··· GIVEN RECORDS ···

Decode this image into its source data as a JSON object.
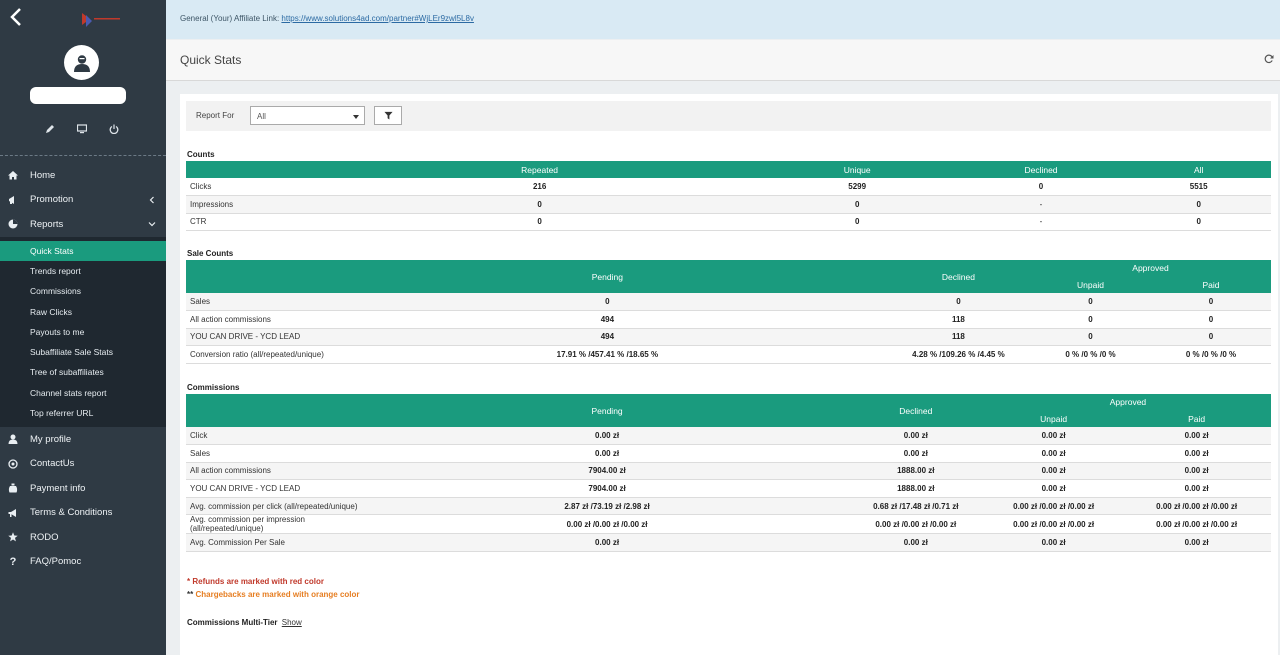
{
  "banner": {
    "label": "General (Your) Affiliate Link:",
    "link": "https://www.solutions4ad.com/partner#WjLEr9zwl5L8v"
  },
  "page": {
    "title": "Quick Stats"
  },
  "sidebar": {
    "nav": [
      {
        "label": "Home",
        "icon": "home-icon"
      },
      {
        "label": "Promotion",
        "icon": "bullhorn-icon"
      },
      {
        "label": "Reports",
        "icon": "chart-icon"
      }
    ],
    "submenu": [
      "Quick Stats",
      "Trends report",
      "Commissions",
      "Raw Clicks",
      "Payouts to me",
      "Subaffiliate Sale Stats",
      "Tree of subaffiliates",
      "Channel stats report",
      "Top referrer URL"
    ],
    "nav_bottom": [
      {
        "label": "My profile",
        "icon": "user-icon"
      },
      {
        "label": "ContactUs",
        "icon": "at-icon"
      },
      {
        "label": "Payment info",
        "icon": "money-bag-icon"
      },
      {
        "label": "Terms & Conditions",
        "icon": "megaphone-icon"
      },
      {
        "label": "RODO",
        "icon": "star-icon"
      },
      {
        "label": "FAQ/Pomoc",
        "icon": "question-icon"
      }
    ]
  },
  "filter": {
    "label": "Report For",
    "value": "All"
  },
  "counts": {
    "title": "Counts",
    "headers": [
      "",
      "Repeated",
      "Unique",
      "Declined",
      "All"
    ],
    "rows": [
      [
        "Clicks",
        "216",
        "5299",
        "0",
        "5515"
      ],
      [
        "Impressions",
        "0",
        "0",
        "-",
        "0"
      ],
      [
        "CTR",
        "0",
        "0",
        "-",
        "0"
      ]
    ]
  },
  "sale_counts": {
    "title": "Sale Counts",
    "headers": {
      "pending": "Pending",
      "declined": "Declined",
      "approved": "Approved",
      "unpaid": "Unpaid",
      "paid": "Paid"
    },
    "rows": [
      [
        "Sales",
        "0",
        "0",
        "0",
        "0"
      ],
      [
        "All action commissions",
        "494",
        "118",
        "0",
        "0"
      ],
      [
        "YOU CAN DRIVE - YCD LEAD",
        "494",
        "118",
        "0",
        "0"
      ],
      [
        "Conversion ratio (all/repeated/unique)",
        "17.91 % /457.41 % /18.65 %",
        "4.28 % /109.26 % /4.45 %",
        "0 % /0 % /0 %",
        "0 % /0 % /0 %"
      ]
    ]
  },
  "commissions": {
    "title": "Commissions",
    "headers": {
      "pending": "Pending",
      "declined": "Declined",
      "approved": "Approved",
      "unpaid": "Unpaid",
      "paid": "Paid"
    },
    "rows": [
      [
        "Click",
        "0.00 zł",
        "0.00 zł",
        "0.00 zł",
        "0.00 zł"
      ],
      [
        "Sales",
        "0.00 zł",
        "0.00 zł",
        "0.00 zł",
        "0.00 zł"
      ],
      [
        "All action commissions",
        "7904.00 zł",
        "1888.00 zł",
        "0.00 zł",
        "0.00 zł"
      ],
      [
        "YOU CAN DRIVE - YCD LEAD",
        "7904.00 zł",
        "1888.00 zł",
        "0.00 zł",
        "0.00 zł"
      ],
      [
        "Avg. commission per click (all/repeated/unique)",
        "2.87 zł /73.19 zł /2.98 zł",
        "0.68 zł /17.48 zł /0.71 zł",
        "0.00 zł /0.00 zł /0.00 zł",
        "0.00 zł /0.00 zł /0.00 zł"
      ],
      [
        "Avg. commission per impression (all/repeated/unique)",
        "0.00 zł /0.00 zł /0.00 zł",
        "0.00 zł /0.00 zł /0.00 zł",
        "0.00 zł /0.00 zł /0.00 zł",
        "0.00 zł /0.00 zł /0.00 zł"
      ],
      [
        "Avg. Commission Per Sale",
        "0.00 zł",
        "0.00 zł",
        "0.00 zł",
        "0.00 zł"
      ]
    ]
  },
  "notes": {
    "refunds_star": "*",
    "refunds": "Refunds are marked with red color",
    "chargebacks_star": "**",
    "chargebacks": "Chargebacks are marked with orange color"
  },
  "multitier": {
    "label": "Commissions Multi-Tier",
    "link": "Show"
  },
  "colors": {
    "accent": "#1a9b7e",
    "sidebar": "#2f3a44",
    "refund": "#c0392b",
    "chargeback": "#e67e22"
  }
}
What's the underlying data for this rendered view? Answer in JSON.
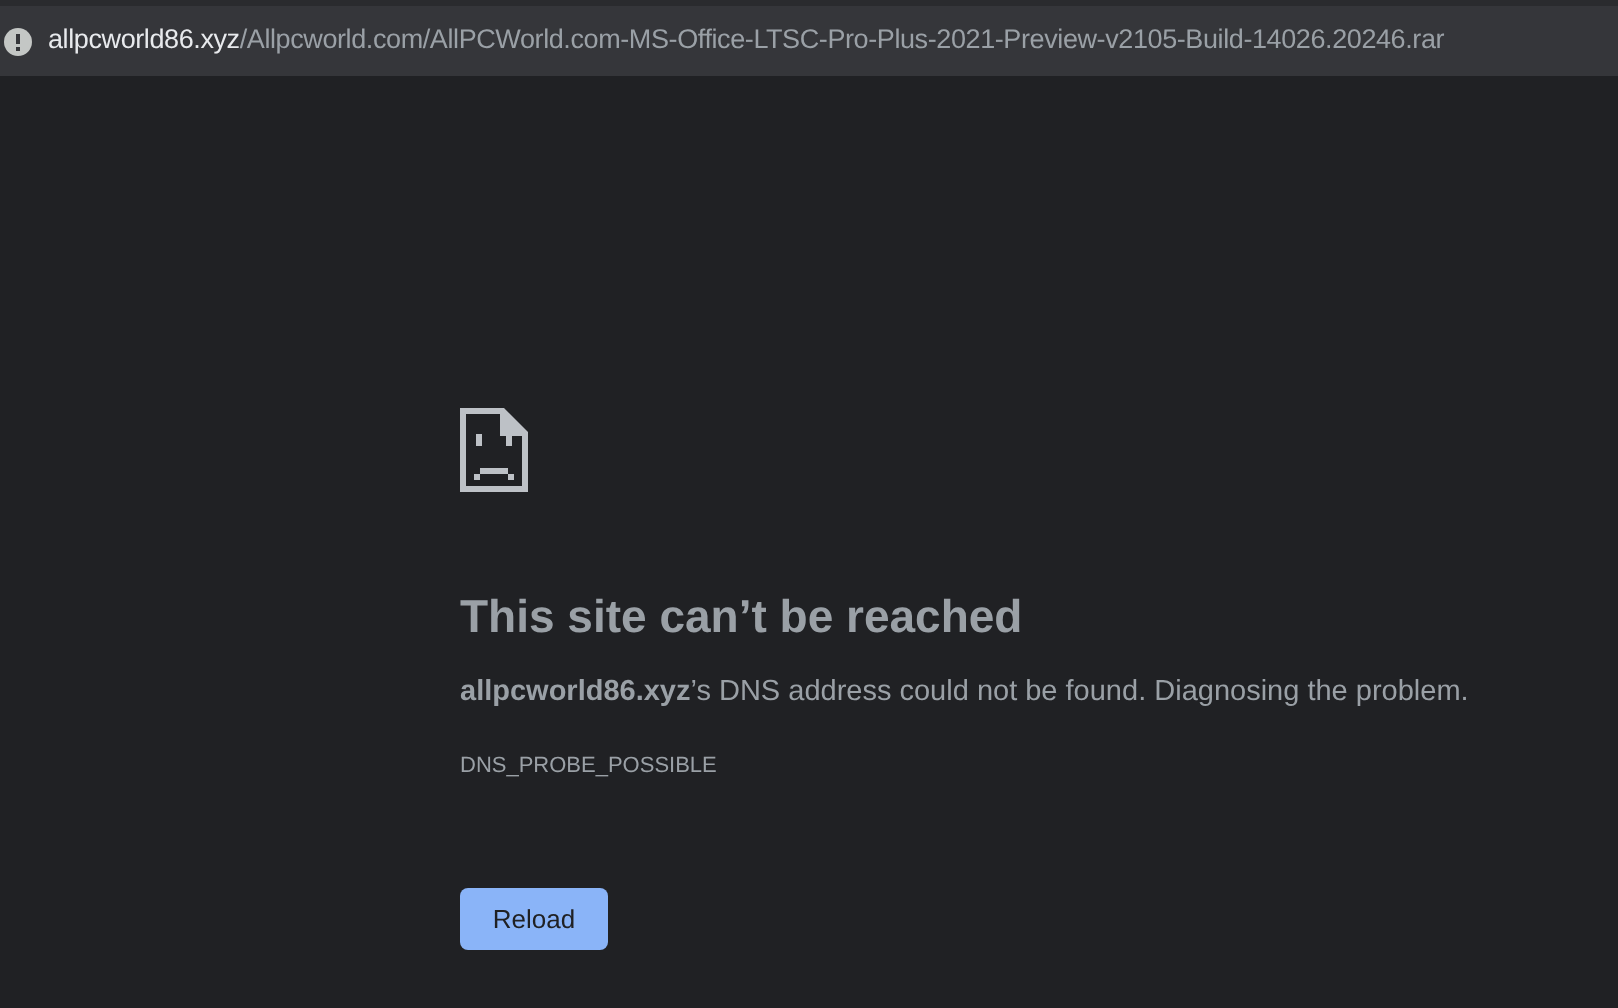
{
  "address_bar": {
    "host": "allpcworld86.xyz",
    "path": "/Allpcworld.com/AllPCWorld.com-MS-Office-LTSC-Pro-Plus-2021-Preview-v2105-Build-14026.20246.rar"
  },
  "error": {
    "title": "This site can’t be reached",
    "message": "**allpcworld86.xyz**’s DNS address could not be found. Diagnosing the problem.",
    "code": "DNS_PROBE_POSSIBLE",
    "button": "Reload"
  }
}
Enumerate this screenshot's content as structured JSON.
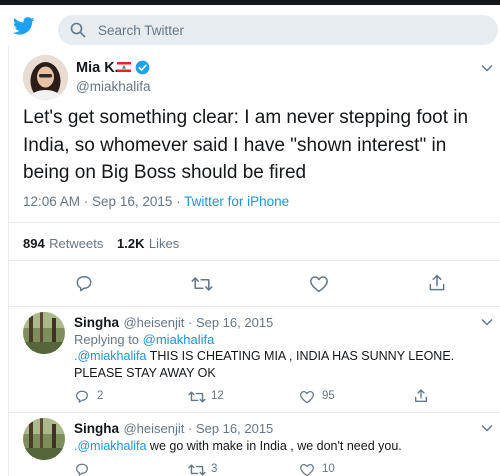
{
  "search": {
    "placeholder": "Search Twitter"
  },
  "tweet": {
    "author_name": "Mia K.",
    "handle": "@miakhalifa",
    "text": "Let's get something clear: I am never stepping foot in India, so whomever said I have \"shown interest\" in being on Big Boss should be fired",
    "time": "12:06 AM",
    "date_sep": " · ",
    "date": "Sep 16, 2015",
    "source_sep": " · ",
    "source": "Twitter for iPhone",
    "retweets_count": "894",
    "retweets_label": "Retweets",
    "likes_count": "1.2K",
    "likes_label": "Likes",
    "icons": [
      "reply-icon",
      "retweet-icon",
      "like-icon",
      "share-icon"
    ],
    "colors": {
      "link": "#1b95e0",
      "muted": "#657786",
      "verified": "#1da1f2",
      "flag_red": "#e0242a"
    }
  },
  "replies": [
    {
      "name": "Singha",
      "handle": "@heisenjit",
      "sep": " · ",
      "date": "Sep 16, 2015",
      "replying_prefix": "Replying to ",
      "replying_to": "@miakhalifa",
      "mention": ".@miakhalifa",
      "text": " THIS IS CHEATING MIA , INDIA HAS SUNNY LEONE. PLEASE STAY AWAY OK",
      "reply_count": "2",
      "retweet_count": "12",
      "like_count": "95"
    },
    {
      "name": "Singha",
      "handle": "@heisenjit",
      "sep": " · ",
      "date": "Sep 16, 2015",
      "mention": ".@miakhalifa",
      "text": " we go with make in India , we don't need you.",
      "reply_count": "",
      "retweet_count": "3",
      "like_count": "10"
    }
  ]
}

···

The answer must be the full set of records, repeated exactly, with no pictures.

■ **REPLY**:
Decode this image into its source data as a JSON object.
{
  "banner": {
    "label": "General (Your) Affiliate Link:",
    "link": "https://www.solutions4ad.com/partner#WjLEr9zwl5L8v"
  },
  "page": {
    "title": "Quick Stats"
  },
  "sidebar": {
    "nav": [
      {
        "label": "Home",
        "icon": "home-icon"
      },
      {
        "label": "Promotion",
        "icon": "bullhorn-icon"
      },
      {
        "label": "Reports",
        "icon": "chart-icon"
      }
    ],
    "submenu": [
      "Quick Stats",
      "Trends report",
      "Commissions",
      "Raw Clicks",
      "Payouts to me",
      "Subaffiliate Sale Stats",
      "Tree of subaffiliates",
      "Channel stats report",
      "Top referrer URL"
    ],
    "nav_bottom": [
      {
        "label": "My profile",
        "icon": "user-icon"
      },
      {
        "label": "ContactUs",
        "icon": "at-icon"
      },
      {
        "label": "Payment info",
        "icon": "money-bag-icon"
      },
      {
        "label": "Terms & Conditions",
        "icon": "megaphone-icon"
      },
      {
        "label": "RODO",
        "icon": "star-icon"
      },
      {
        "label": "FAQ/Pomoc",
        "icon": "question-icon"
      }
    ]
  },
  "filter": {
    "label": "Report For",
    "value": "All"
  },
  "counts": {
    "title": "Counts",
    "headers": [
      "",
      "Repeated",
      "Unique",
      "Declined",
      "All"
    ],
    "rows": [
      [
        "Clicks",
        "216",
        "5299",
        "0",
        "5515"
      ],
      [
        "Impressions",
        "0",
        "0",
        "-",
        "0"
      ],
      [
        "CTR",
        "0",
        "0",
        "-",
        "0"
      ]
    ]
  },
  "sale_counts": {
    "title": "Sale Counts",
    "headers": {
      "pending": "Pending",
      "declined": "Declined",
      "approved": "Approved",
      "unpaid": "Unpaid",
      "paid": "Paid"
    },
    "rows": [
      [
        "Sales",
        "0",
        "0",
        "0",
        "0"
      ],
      [
        "All action commissions",
        "494",
        "118",
        "0",
        "0"
      ],
      [
        "YOU CAN DRIVE - YCD LEAD",
        "494",
        "118",
        "0",
        "0"
      ],
      [
        "Conversion ratio (all/repeated/unique)",
        "17.91 % /457.41 % /18.65 %",
        "4.28 % /109.26 % /4.45 %",
        "0 % /0 % /0 %",
        "0 % /0 % /0 %"
      ]
    ]
  },
  "commissions": {
    "title": "Commissions",
    "headers": {
      "pending": "Pending",
      "declined": "Declined",
      "approved": "Approved",
      "unpaid": "Unpaid",
      "paid": "Paid"
    },
    "rows": [
      [
        "Click",
        "0.00 zł",
        "0.00 zł",
        "0.00 zł",
        "0.00 zł"
      ],
      [
        "Sales",
        "0.00 zł",
        "0.00 zł",
        "0.00 zł",
        "0.00 zł"
      ],
      [
        "All action commissions",
        "7904.00 zł",
        "1888.00 zł",
        "0.00 zł",
        "0.00 zł"
      ],
      [
        "YOU CAN DRIVE - YCD LEAD",
        "7904.00 zł",
        "1888.00 zł",
        "0.00 zł",
        "0.00 zł"
      ],
      [
        "Avg. commission per click (all/repeated/unique)",
        "2.87 zł /73.19 zł /2.98 zł",
        "0.68 zł /17.48 zł /0.71 zł",
        "0.00 zł /0.00 zł /0.00 zł",
        "0.00 zł /0.00 zł /0.00 zł"
      ],
      [
        "Avg. commission per impression (all/repeated/unique)",
        "0.00 zł /0.00 zł /0.00 zł",
        "0.00 zł /0.00 zł /0.00 zł",
        "0.00 zł /0.00 zł /0.00 zł",
        "0.00 zł /0.00 zł /0.00 zł"
      ],
      [
        "Avg. Commission Per Sale",
        "0.00 zł",
        "0.00 zł",
        "0.00 zł",
        "0.00 zł"
      ]
    ]
  },
  "notes": {
    "refunds_star": "*",
    "refunds": "Refunds are marked with red color",
    "chargebacks_star": "**",
    "chargebacks": "Chargebacks are marked with orange color"
  },
  "multitier": {
    "label": "Commissions Multi-Tier",
    "link": "Show"
  },
  "colors": {
    "accent": "#1a9b7e",
    "sidebar": "#2f3a44",
    "refund": "#c0392b",
    "chargeback": "#e67e22"
  }
}
What's the underlying data for this rendered view? Answer in JSON.
{
  "address_bar": {
    "host": "allpcworld86.xyz",
    "path": "/Allpcworld.com/AllPCWorld.com-MS-Office-LTSC-Pro-Plus-2021-Preview-v2105-Build-14026.20246.rar"
  },
  "error": {
    "title": "This site can’t be reached",
    "message": "**allpcworld86.xyz**’s DNS address could not be found. Diagnosing the problem.",
    "code": "DNS_PROBE_POSSIBLE",
    "button": "Reload"
  }
}
Enumerate this screenshot's content as structured JSON.
{
  "search": {
    "placeholder": "Search Twitter"
  },
  "tweet": {
    "author_name": "Mia K.",
    "handle": "@miakhalifa",
    "text": "Let's get something clear: I am never stepping foot in India, so whomever said I have \"shown interest\" in being on Big Boss should be fired",
    "time": "12:06 AM",
    "date_sep": " · ",
    "date": "Sep 16, 2015",
    "source_sep": " · ",
    "source": "Twitter for iPhone",
    "retweets_count": "894",
    "retweets_label": "Retweets",
    "likes_count": "1.2K",
    "likes_label": "Likes",
    "icons": [
      "reply-icon",
      "retweet-icon",
      "like-icon",
      "share-icon"
    ],
    "colors": {
      "link": "#1b95e0",
      "muted": "#657786",
      "verified": "#1da1f2",
      "flag_red": "#e0242a"
    }
  },
  "replies": [
    {
      "name": "Singha",
      "handle": "@heisenjit",
      "sep": " · ",
      "date": "Sep 16, 2015",
      "replying_prefix": "Replying to ",
      "replying_to": "@miakhalifa",
      "mention": ".@miakhalifa",
      "text": " THIS IS CHEATING MIA , INDIA HAS SUNNY LEONE. PLEASE STAY AWAY OK",
      "reply_count": "2",
      "retweet_count": "12",
      "like_count": "95"
    },
    {
      "name": "Singha",
      "handle": "@heisenjit",
      "sep": " · ",
      "date": "Sep 16, 2015",
      "mention": ".@miakhalifa",
      "text": " we go with make in India , we don't need you.",
      "reply_count": "",
      "retweet_count": "3",
      "like_count": "10"
    }
  ]
}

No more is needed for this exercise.